beneath the surface, drown them
and forget them. Say each blister
is proof of love, each callused palm
purposed for gripping and suffocating,
and if they try to sprout trust the sun
to reach the shadowed places
he hid them.
Black Boy Painted as Butterfly
It is your back that compels
them to gawk, transfixed as they follow you
flutter away like a ballerina gliding on ice.
It is a dance you do. How you pirouette across
ponds on to plant-life, your angles symmetric
and sharp, your stained skin
geometric shapes splattered with
Watch how the orange of your cape glimmers
in the sun, the way your wings wave so graceful
it makes them dizzy. Landing on the edge of leaves
so soft as if to kiss it. Then leaving again,
never settled in your last spot
for fear of being landlocked
by glass walls.
Your dance-a gentle open and closing
widening and spreading
as if to invite them to watch,
but you are not here to stay.
You are merely an eyelash batting
here one second and gone the next.
They want to make you show pony-spectacle
a painted play toy, circus animal with playful face,
each wingtip lined with rouge, each dot a
place for more blush.

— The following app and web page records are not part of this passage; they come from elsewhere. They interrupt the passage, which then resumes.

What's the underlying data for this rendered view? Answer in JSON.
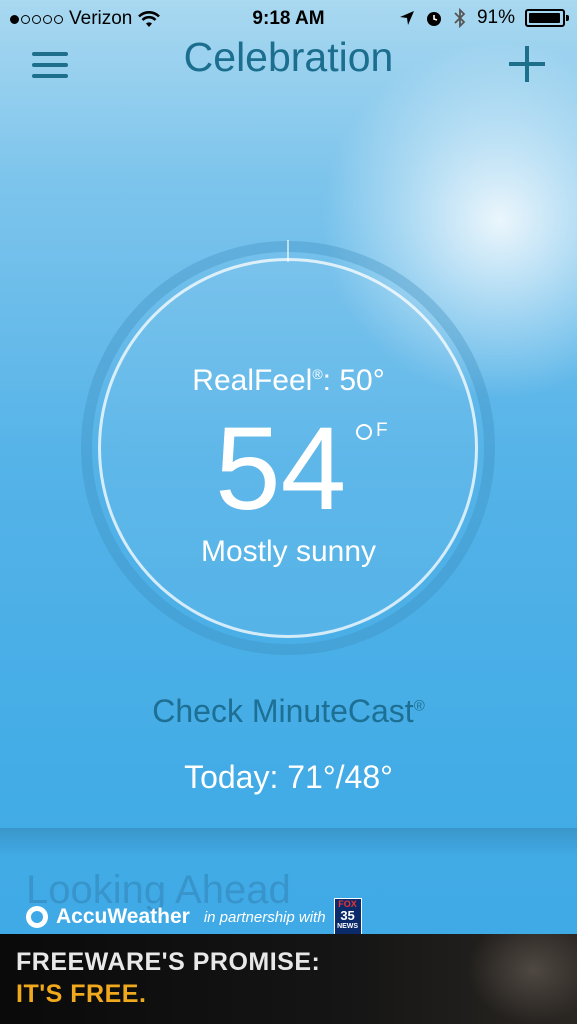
{
  "status_bar": {
    "carrier": "Verizon",
    "time": "9:18 AM",
    "battery": "91%"
  },
  "header": {
    "title": "Celebration"
  },
  "current": {
    "realfeel_label": "RealFeel",
    "realfeel_mark": "®",
    "realfeel_value": ": 50°",
    "temperature": "54",
    "unit": "F",
    "condition": "Mostly sunny"
  },
  "minutecast": {
    "label": "Check MinuteCast",
    "mark": "®"
  },
  "today": {
    "label": "Today: 71°/48°"
  },
  "section": {
    "looking_ahead": "Looking Ahead"
  },
  "footer": {
    "brand": "AccuWeather",
    "partner_text": "in partnership with",
    "fox_line1": "FOX",
    "fox_line2": "35",
    "fox_line3": "NEWS"
  },
  "ad": {
    "line1": "FREEWARE'S PROMISE:",
    "line2": "IT'S FREE."
  },
  "colors": {
    "accent": "#1c6e8f",
    "ad_highlight": "#f0a81c"
  }
}
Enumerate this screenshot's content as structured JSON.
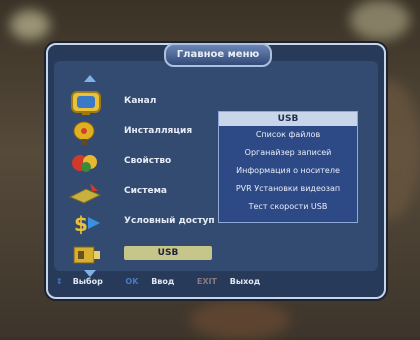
{
  "menu": {
    "title": "Главное меню",
    "items": [
      {
        "label": "Канал",
        "icon": "tv-icon"
      },
      {
        "label": "Инсталляция",
        "icon": "satellite-dish-icon"
      },
      {
        "label": "Свойство",
        "icon": "settings-icon"
      },
      {
        "label": "Система",
        "icon": "system-icon"
      },
      {
        "label": "Условный доступ",
        "icon": "dollar-icon"
      },
      {
        "label": "USB",
        "icon": "usb-camera-icon"
      }
    ],
    "selected_index": 5
  },
  "submenu": {
    "title": "USB",
    "items": [
      "Список файлов",
      "Органайзер записей",
      "Информация о носителе",
      "PVR Установки видеозап",
      "Тест скорости USB"
    ]
  },
  "footer": {
    "select_key": "⇕",
    "select_text": "Выбор",
    "ok_key": "OK",
    "ok_text": "Ввод",
    "exit_key": "EXIT",
    "exit_text": "Выход"
  },
  "colors": {
    "frame_border": "#c9d4e6",
    "panel": "#334b71",
    "highlight": "#c7c68a",
    "accent": "#7fb2e6"
  }
}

You always run before
opening night, always looking for the next
street corner to make your stage.
Editor’s Note: Black Boy Painted as Butterfly was previously published in Still Harbor.
Khalisa Rae has been published in Requiem Magazine, Dirty Chai, Tishman Review, The Obsidian, Anchor Magazine, New Shoots Anthology, Red Door, Red Press – Anatomy of Silence Anthology, among others. She was a finalist in the Furious Flower Gwendolyn Brooks Poetry Prize and a winner of the Fem Lit Magazine Contest and the Voicemail Poetry Contest. She is currently the Co-editor of Athenian Press and is finding a home for her full-length poetry collection entitled, Open Cannon: Voice of a Southern Femme.